Canonization celebrated in Saskatoon
By Kiply Lukan Yaworski
SASKATOON — The beat of the drum, the spirited movement of dancers, and the joyful praise of the people filled the Cathedral of the Holy Family Oct. 21 at a diocesan celebration marking the canonization of St. Kateri Tekakwitha.
Earlier that day in Rome, Pope Benedict XVI named the young First Nations woman one of seven new saints for the church.
Among the Canadian pilgrims who travelled to Rome for the canonization was Debbie Ledoux, representing the Diocese of Saskatoon as a member of Our Lady of Guadalupe Parish, which serves First Nations, Métis, Aboriginal and non-Aboriginal people in the heart of Saskatoon.
Gayle Weenie, First Nations elder and pastoral associate at Our Lady of Guadalupe Parish, opened the diocesan celebration at Saskatoon’s new cathedral with words of welcome, and an explanation of some of the First Nations traditions that were part of the mass, including smudging, drumming, praying in the four directions and using a star blanket to hold the gift offering.

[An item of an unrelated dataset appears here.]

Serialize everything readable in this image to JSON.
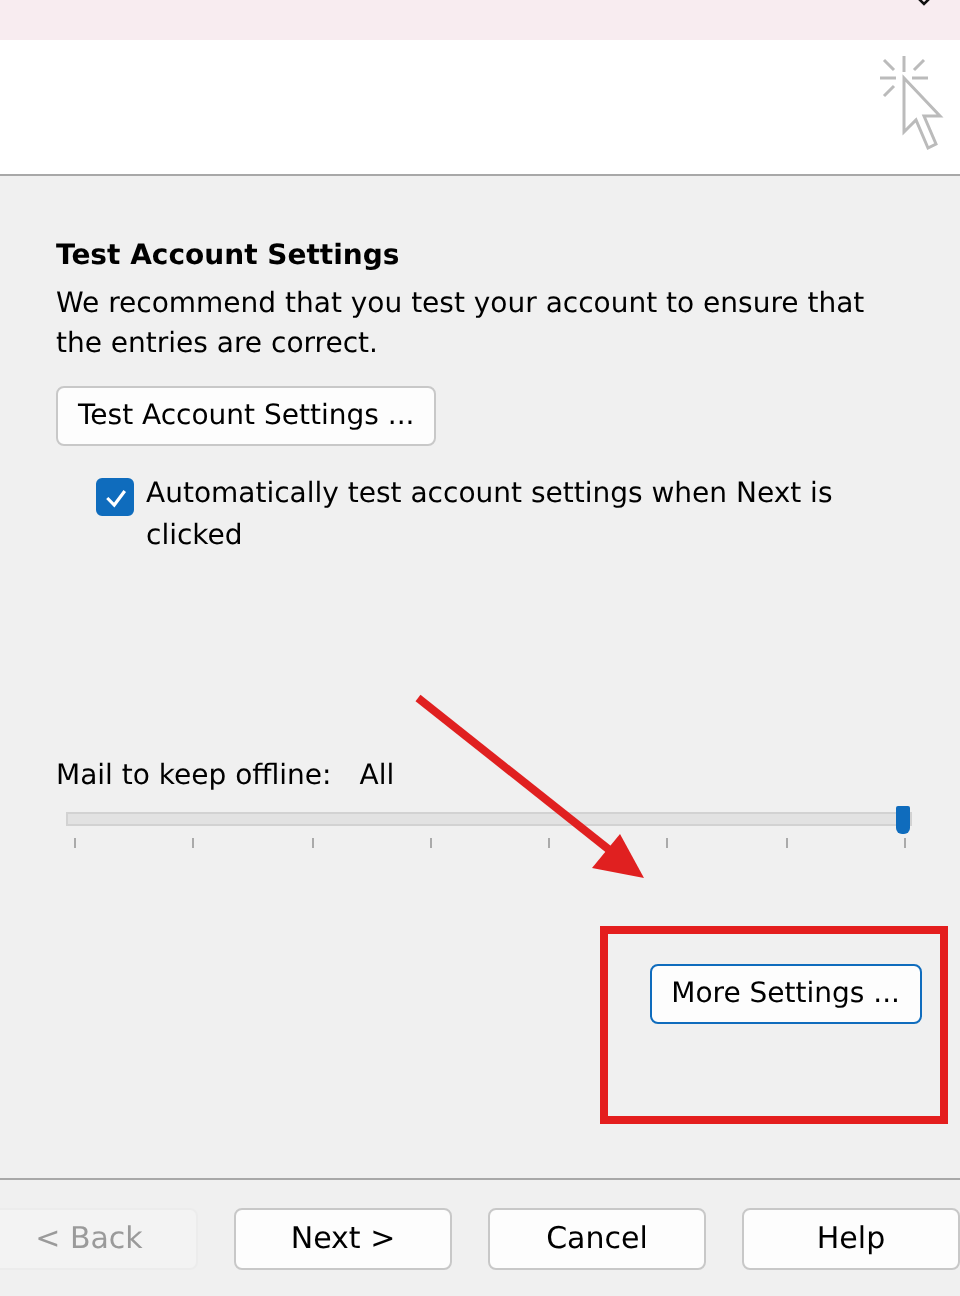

“When the late Pope John Paul II came to visit us, he told us that we had permission to use our culture and our language, so that is what we do,” Weenie said.
Bishop Donald Bolen presided at the mass of thanksgiving, concelebrating with Our Lady of Guadalupe priest moderator Rev. Mick Fleming, Msgr. Raymond Senger, and many other priests.

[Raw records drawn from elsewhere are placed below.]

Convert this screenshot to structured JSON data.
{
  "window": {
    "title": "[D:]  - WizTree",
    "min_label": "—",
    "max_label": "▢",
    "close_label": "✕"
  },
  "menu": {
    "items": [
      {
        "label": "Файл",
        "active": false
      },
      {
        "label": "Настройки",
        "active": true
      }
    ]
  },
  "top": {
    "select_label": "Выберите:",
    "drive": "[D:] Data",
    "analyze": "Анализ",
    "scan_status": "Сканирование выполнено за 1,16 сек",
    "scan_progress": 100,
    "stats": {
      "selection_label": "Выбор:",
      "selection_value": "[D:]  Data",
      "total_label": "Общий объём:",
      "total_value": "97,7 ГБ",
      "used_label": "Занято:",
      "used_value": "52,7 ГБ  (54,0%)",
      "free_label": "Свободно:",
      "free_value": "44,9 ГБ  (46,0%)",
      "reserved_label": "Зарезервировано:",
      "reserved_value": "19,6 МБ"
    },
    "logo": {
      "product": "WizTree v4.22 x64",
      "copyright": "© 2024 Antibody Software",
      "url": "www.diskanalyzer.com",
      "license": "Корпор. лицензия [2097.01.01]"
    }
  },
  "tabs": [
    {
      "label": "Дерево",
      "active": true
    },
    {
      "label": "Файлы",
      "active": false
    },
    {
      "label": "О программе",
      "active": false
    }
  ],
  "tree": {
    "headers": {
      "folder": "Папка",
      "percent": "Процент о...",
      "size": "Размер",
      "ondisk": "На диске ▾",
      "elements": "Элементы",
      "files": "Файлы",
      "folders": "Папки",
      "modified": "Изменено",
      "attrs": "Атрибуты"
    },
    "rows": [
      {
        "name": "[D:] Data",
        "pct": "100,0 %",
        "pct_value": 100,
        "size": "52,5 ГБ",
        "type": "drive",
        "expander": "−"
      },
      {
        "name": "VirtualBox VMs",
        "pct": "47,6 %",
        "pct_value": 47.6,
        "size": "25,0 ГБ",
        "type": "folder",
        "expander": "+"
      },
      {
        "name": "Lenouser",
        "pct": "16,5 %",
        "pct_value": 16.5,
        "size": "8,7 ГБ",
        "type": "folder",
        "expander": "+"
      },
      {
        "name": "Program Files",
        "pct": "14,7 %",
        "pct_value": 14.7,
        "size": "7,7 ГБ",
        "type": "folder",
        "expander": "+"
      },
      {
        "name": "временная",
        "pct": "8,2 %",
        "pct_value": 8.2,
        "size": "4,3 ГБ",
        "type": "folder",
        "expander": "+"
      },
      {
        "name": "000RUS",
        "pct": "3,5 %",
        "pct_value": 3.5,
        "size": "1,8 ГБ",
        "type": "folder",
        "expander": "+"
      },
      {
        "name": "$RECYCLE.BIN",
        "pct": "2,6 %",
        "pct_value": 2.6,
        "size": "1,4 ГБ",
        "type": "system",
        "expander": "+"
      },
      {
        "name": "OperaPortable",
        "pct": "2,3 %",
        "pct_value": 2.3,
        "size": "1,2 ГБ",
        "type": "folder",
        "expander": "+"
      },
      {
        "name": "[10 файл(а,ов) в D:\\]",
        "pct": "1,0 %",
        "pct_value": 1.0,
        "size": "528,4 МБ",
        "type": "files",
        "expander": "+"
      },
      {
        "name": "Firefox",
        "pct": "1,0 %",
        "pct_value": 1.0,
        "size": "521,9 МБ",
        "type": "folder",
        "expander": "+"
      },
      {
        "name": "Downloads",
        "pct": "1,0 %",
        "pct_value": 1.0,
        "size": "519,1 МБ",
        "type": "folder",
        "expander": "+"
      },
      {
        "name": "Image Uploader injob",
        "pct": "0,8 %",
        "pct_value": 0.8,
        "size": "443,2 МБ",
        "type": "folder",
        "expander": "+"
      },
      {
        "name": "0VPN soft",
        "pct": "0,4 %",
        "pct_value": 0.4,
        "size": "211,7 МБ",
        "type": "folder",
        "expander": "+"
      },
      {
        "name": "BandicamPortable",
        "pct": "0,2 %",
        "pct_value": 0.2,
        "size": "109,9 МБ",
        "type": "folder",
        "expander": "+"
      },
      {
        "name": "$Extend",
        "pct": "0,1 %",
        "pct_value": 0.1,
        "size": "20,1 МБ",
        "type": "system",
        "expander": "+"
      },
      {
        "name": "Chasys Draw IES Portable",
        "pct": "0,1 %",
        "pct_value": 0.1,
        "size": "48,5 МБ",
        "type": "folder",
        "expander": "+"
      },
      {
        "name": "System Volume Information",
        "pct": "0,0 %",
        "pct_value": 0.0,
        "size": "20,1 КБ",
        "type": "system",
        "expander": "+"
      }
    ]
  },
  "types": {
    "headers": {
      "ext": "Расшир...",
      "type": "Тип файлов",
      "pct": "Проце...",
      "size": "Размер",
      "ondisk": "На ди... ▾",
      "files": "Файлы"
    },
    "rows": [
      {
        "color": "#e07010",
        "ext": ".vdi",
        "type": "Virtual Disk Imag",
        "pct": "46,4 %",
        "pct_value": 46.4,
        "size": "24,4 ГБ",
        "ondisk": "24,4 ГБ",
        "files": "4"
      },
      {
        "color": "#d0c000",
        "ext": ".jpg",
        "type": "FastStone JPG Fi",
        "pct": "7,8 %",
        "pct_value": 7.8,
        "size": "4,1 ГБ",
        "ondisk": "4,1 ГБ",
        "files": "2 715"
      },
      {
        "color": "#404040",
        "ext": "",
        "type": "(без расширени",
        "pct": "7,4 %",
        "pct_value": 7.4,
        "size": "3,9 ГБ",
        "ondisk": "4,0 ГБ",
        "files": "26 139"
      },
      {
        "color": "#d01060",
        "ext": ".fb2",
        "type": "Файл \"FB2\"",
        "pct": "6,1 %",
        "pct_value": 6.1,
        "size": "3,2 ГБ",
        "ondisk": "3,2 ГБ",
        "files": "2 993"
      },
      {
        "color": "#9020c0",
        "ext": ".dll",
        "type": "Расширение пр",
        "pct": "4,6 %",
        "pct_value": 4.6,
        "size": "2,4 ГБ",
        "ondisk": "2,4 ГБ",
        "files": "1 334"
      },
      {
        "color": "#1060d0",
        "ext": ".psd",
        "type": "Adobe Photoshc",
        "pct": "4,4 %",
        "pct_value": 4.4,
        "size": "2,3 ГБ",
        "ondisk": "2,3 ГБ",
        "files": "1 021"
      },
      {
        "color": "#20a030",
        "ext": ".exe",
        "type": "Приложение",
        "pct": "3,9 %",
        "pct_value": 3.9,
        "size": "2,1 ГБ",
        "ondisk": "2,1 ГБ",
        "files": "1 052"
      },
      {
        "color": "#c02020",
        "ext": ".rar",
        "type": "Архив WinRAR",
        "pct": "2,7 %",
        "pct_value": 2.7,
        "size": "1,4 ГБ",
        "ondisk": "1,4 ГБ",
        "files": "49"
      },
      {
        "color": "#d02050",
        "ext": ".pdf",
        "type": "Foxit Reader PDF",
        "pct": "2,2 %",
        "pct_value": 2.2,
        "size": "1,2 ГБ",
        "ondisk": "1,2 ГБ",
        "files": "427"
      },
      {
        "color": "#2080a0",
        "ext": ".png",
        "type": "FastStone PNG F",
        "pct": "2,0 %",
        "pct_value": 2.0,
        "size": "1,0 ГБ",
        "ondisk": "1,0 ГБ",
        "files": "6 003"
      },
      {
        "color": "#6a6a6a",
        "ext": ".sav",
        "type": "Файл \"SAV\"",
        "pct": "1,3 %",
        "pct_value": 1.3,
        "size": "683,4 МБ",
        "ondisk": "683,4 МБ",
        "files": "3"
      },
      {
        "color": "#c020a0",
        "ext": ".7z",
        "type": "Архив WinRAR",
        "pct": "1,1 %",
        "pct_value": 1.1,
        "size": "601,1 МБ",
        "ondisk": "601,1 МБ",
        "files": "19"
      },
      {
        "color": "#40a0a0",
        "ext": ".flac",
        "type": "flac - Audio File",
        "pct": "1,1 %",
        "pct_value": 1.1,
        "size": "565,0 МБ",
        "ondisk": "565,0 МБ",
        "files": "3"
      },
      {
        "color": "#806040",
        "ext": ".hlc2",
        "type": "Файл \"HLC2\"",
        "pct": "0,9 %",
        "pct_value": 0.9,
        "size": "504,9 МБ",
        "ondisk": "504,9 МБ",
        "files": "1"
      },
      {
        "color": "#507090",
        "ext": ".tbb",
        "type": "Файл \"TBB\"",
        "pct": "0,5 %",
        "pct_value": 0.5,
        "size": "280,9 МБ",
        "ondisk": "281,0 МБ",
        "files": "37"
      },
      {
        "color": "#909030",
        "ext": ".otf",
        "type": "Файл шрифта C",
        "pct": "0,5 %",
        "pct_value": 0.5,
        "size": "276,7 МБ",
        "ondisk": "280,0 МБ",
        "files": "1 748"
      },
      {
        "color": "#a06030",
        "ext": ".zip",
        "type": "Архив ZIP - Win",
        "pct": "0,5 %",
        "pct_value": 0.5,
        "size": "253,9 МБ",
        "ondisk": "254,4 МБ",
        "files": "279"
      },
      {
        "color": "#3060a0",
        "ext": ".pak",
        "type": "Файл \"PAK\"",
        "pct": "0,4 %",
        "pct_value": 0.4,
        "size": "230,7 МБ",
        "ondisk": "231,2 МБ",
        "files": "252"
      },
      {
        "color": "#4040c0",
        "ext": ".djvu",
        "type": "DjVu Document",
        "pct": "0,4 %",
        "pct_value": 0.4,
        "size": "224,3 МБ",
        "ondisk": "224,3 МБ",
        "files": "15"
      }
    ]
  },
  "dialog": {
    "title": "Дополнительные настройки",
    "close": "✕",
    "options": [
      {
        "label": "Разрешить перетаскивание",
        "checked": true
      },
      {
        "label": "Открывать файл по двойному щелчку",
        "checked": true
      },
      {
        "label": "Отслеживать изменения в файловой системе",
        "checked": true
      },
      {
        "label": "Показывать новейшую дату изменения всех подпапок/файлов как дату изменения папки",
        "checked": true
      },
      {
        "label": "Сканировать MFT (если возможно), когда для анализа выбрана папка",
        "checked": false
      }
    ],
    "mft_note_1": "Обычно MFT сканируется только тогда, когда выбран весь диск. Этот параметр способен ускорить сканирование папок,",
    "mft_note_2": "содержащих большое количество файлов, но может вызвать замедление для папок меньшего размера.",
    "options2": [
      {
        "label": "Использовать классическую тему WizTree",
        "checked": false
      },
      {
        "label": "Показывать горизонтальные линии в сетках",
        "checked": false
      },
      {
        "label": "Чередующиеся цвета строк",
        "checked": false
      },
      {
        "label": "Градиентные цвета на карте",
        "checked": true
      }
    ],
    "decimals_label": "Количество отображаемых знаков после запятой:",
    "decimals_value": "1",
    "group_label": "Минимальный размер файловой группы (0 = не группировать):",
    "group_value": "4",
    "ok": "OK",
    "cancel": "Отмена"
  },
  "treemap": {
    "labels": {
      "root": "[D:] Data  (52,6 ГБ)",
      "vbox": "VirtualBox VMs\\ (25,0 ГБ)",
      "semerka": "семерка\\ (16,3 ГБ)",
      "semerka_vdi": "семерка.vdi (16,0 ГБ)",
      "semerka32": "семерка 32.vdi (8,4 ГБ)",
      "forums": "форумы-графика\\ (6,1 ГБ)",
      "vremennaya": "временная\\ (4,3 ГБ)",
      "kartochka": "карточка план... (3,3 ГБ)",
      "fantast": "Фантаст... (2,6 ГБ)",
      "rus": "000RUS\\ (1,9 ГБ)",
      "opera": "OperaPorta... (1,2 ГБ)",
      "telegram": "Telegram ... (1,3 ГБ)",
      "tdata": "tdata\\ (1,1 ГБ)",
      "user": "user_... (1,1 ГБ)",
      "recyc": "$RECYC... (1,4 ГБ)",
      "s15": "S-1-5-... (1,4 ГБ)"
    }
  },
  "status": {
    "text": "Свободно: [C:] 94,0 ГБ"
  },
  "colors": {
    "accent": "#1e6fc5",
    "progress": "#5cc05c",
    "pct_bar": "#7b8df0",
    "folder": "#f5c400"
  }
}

Visiting dignitaries included Vice-Chief Simon Bird of the Federation of Saskatchewan Indian Nations, Councillor Caroline Dagnault of Fishing Lake First Nation, and Robert Doucette, president of Métis Nation Saskatchewan.

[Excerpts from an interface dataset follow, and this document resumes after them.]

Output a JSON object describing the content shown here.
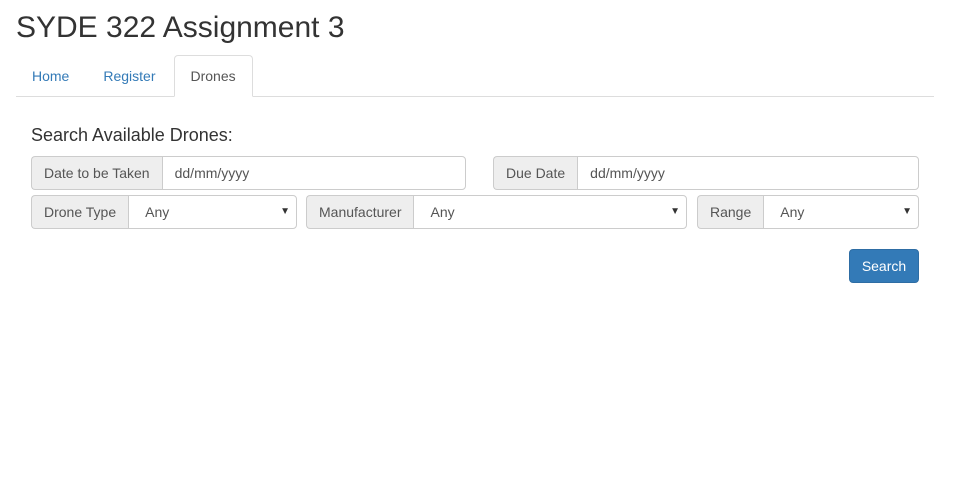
{
  "app": {
    "title": "SYDE 322 Assignment 3"
  },
  "nav": {
    "tabs": [
      {
        "label": "Home",
        "active": false
      },
      {
        "label": "Register",
        "active": false
      },
      {
        "label": "Drones",
        "active": true
      }
    ]
  },
  "search": {
    "heading": "Search Available Drones:",
    "date_taken": {
      "label": "Date to be Taken",
      "value": "dd/mm/yyyy"
    },
    "due_date": {
      "label": "Due Date",
      "value": "dd/mm/yyyy"
    },
    "drone_type": {
      "label": "Drone Type",
      "value": "Any"
    },
    "manufacturer": {
      "label": "Manufacturer",
      "value": "Any"
    },
    "range": {
      "label": "Range",
      "value": "Any"
    },
    "button_label": "Search"
  },
  "colors": {
    "primary": "#337ab7",
    "addon_background": "#eeeeee",
    "border": "#cccccc"
  }
}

“St. Kateri knew what it was to be a disciple of Jesus. She stands as an example of a faithful First Nations woman who pays the price of discipleship, who hears Jesus’ challenge and says: I will follow you wherever you lead,” said Bolen.
“She was known for her piety, for her care of other people,” Bolen described, adding that St. Kateri is also remembered for the simple motto: “Let me know what the will of God is, so that I can do it.”
At her death in 1680 at the age of 24, Kateri Tekakwitha’s last words were “Jesus, I love you,” as recorded by the Jesuit missionaries who wrote about her life, her sufferings and her devotion to God.
Bolen acknowledged the importance of enculturating the Gospel in all traditions, quoting Pope John Paul II: “The Gospel of Jesus speaks all languages, it respects and embraces all cultures,” he said.
“It’s a beautiful thing today that we entered with drumming and with dancers,” added Bolen. “May we continue to receive gifts from each other. May the whole church welcome the gifts that our First Nations and Métis peoples desire to bring, so that we might grow ever closer to Christ.”
At the start of mass, Bolen blessed a statue of St. Kateri Tekakwitha that was placed in front of a small teepee near the altar. During the celebration, children brought forward lilies and plants sacred in First Nations tradition.
In addition to traditional First Nations drumming and singing, the choir of Our Lady of Guadalupe Parish provided music ministry during the celebration.
At the conclusion of mass, a relic of St. Kateri from the altar of St. Paul’s Co-Cathedral was brought forward for prayer and veneration — again enthroned in a small teepee.